*Exercise description*
Of the lines in the data below, count the ones holding the string "Сообщение", and answer with that number only.

─── Supplied data ───

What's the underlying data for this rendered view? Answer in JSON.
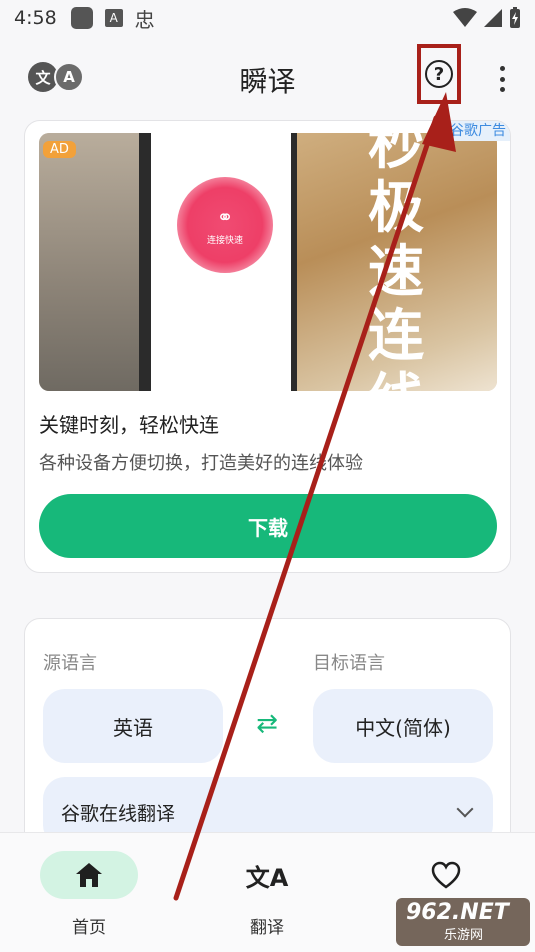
{
  "status_bar": {
    "time": "4:58",
    "a_label": "A",
    "bug_glyph": "忠"
  },
  "app_bar": {
    "logo_left": "文",
    "logo_right": "A",
    "title": "瞬译",
    "help_glyph": "?"
  },
  "ad": {
    "badge": "AD",
    "source": "谷歌广告",
    "ring_label": "连接快速",
    "big_text": "秒极速连线",
    "title": "关键时刻，轻松快连",
    "description": "各种设备方便切换，打造美好的连线体验",
    "button_label": "下载"
  },
  "translator": {
    "source_label": "源语言",
    "target_label": "目标语言",
    "source_lang": "英语",
    "target_lang": "中文(简体)",
    "swap_glyph": "⇄",
    "engine": "谷歌在线翻译"
  },
  "bottom_nav": {
    "items": [
      {
        "label": "首页",
        "icon": "home-icon",
        "active": true
      },
      {
        "label": "翻译",
        "icon": "translate-icon",
        "active": false
      },
      {
        "label": "",
        "icon": "heart-icon",
        "active": false
      }
    ],
    "translate_glyph": "文A"
  },
  "watermark": {
    "line1": "962.NET",
    "line2": "乐游网"
  },
  "colors": {
    "accent": "#17b87a",
    "annotation": "#a8201a",
    "chip_bg": "#eaf0fb",
    "ad_badge": "#f2a13a"
  }
}
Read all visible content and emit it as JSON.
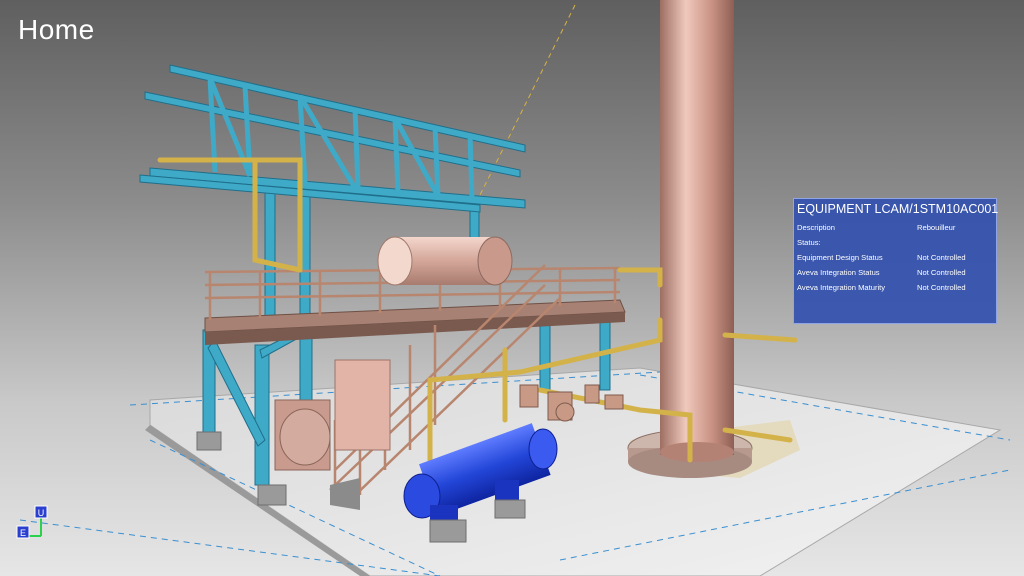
{
  "header": {
    "title": "Home"
  },
  "equipment_panel": {
    "title": "EQUIPMENT LCAM/1STM10AC001",
    "rows": [
      {
        "label": "Description",
        "value": "Rebouilleur"
      },
      {
        "label": "Status:",
        "value": ""
      },
      {
        "label": "Equipment Design Status",
        "value": "Not Controlled"
      },
      {
        "label": "Aveva Integration Status",
        "value": "Not Controlled"
      },
      {
        "label": "Aveva Integration Maturity",
        "value": "Not Controlled"
      }
    ]
  },
  "axis_widget": {
    "up_label": "U",
    "east_label": "E"
  },
  "colors": {
    "structure_steel": "#3fa9c8",
    "piping": "#d4b24a",
    "column_copper": "#c9968a",
    "heat_exchanger": "#2346d8",
    "panel_background": "#3250af"
  }
}
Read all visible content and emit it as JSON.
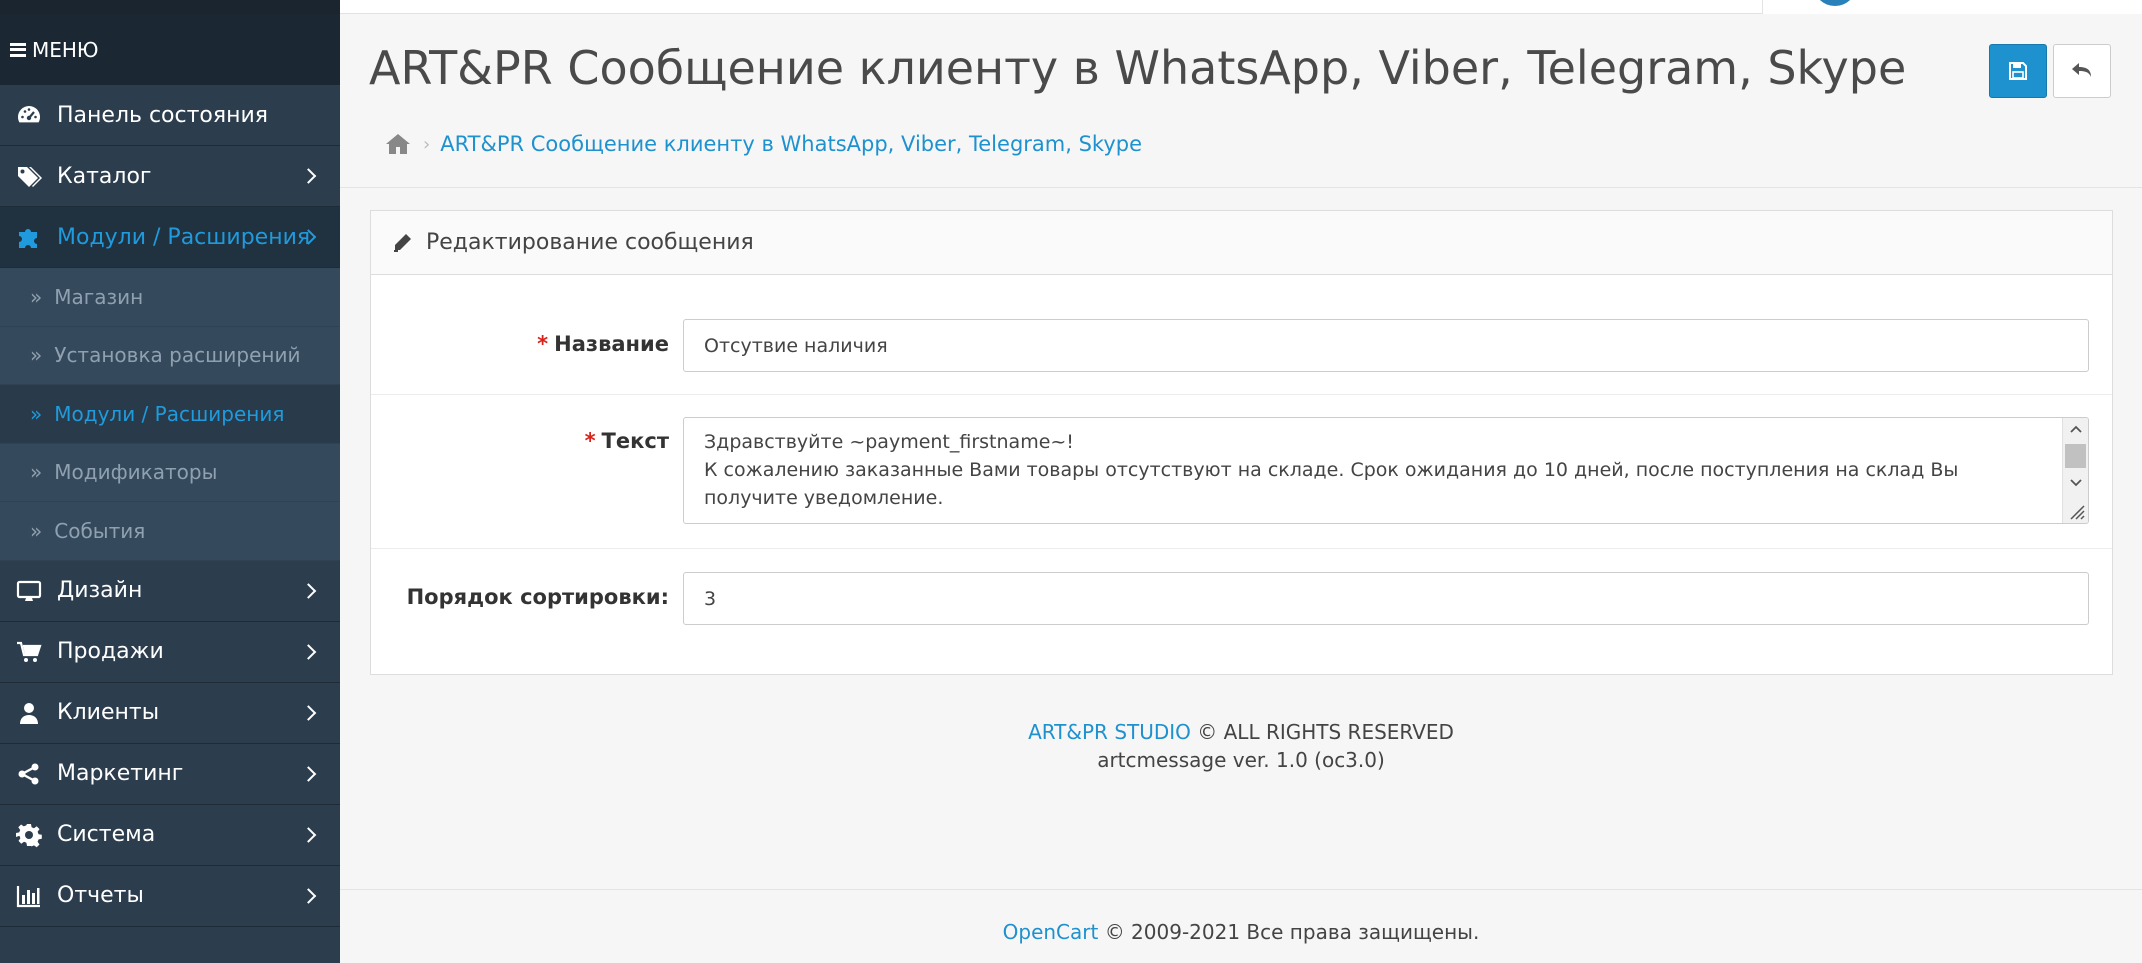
{
  "sidebar": {
    "menu_title": "МЕНЮ",
    "items": [
      {
        "label": "Панель состояния",
        "icon": "dashboard-icon"
      },
      {
        "label": "Каталог",
        "icon": "tags-icon"
      },
      {
        "label": "Модули / Расширения",
        "icon": "puzzle-icon",
        "active": true
      },
      {
        "label": "Дизайн",
        "icon": "desktop-icon"
      },
      {
        "label": "Продажи",
        "icon": "cart-icon"
      },
      {
        "label": "Клиенты",
        "icon": "user-icon"
      },
      {
        "label": "Маркетинг",
        "icon": "share-icon"
      },
      {
        "label": "Система",
        "icon": "gear-icon"
      },
      {
        "label": "Отчеты",
        "icon": "bar-chart-icon"
      }
    ],
    "submenu": [
      {
        "label": "Магазин"
      },
      {
        "label": "Установка расширений"
      },
      {
        "label": "Модули / Расширения",
        "active": true
      },
      {
        "label": "Модификаторы"
      },
      {
        "label": "События"
      }
    ]
  },
  "header": {
    "title": "ART&PR Сообщение клиенту в WhatsApp, Viber, Telegram, Skype",
    "breadcrumb": [
      "ART&PR Сообщение клиенту в WhatsApp, Viber, Telegram, Skype"
    ]
  },
  "panel": {
    "heading": "Редактирование сообщения",
    "fields": {
      "name_label": "Название",
      "name_value": "Отсутвие наличия",
      "text_label": "Текст",
      "text_value": "Здравствуйте ~payment_firstname~!\nК сожалению заказанные Вами товары отсутствуют на складе. Срок ожидания до 10 дней, после поступления на склад Вы получите уведомление.",
      "sort_label": "Порядок сортировки:",
      "sort_value": "3"
    }
  },
  "module_footer": {
    "studio_link": "ART&PR STUDIO",
    "rights": " © ALL RIGHTS RESERVED",
    "version": "artcmessage ver. 1.0 (oc3.0)"
  },
  "site_footer": {
    "link": "OpenCart",
    "text": " © 2009-2021 Все права защищены."
  },
  "colors": {
    "sidebar_bg": "#2c3d4e",
    "accent": "#1e91cf",
    "required": "#d9231a"
  }
}
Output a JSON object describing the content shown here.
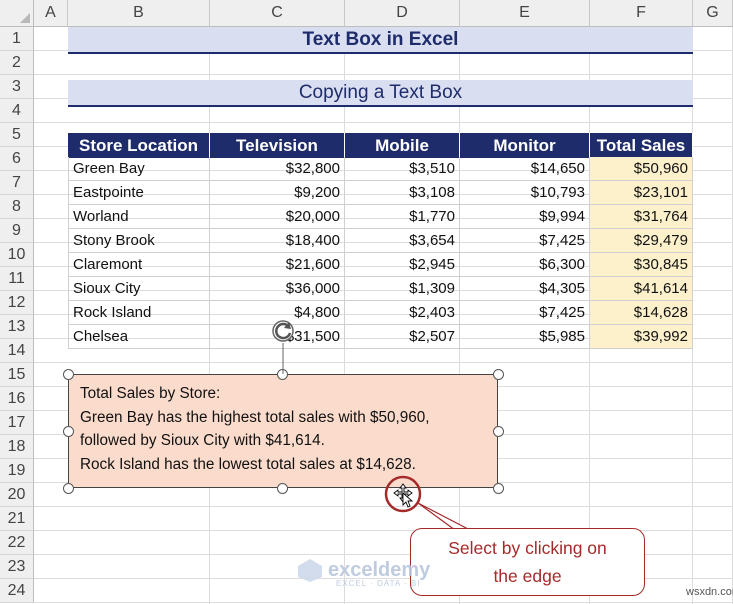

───

*Solution for this task*
2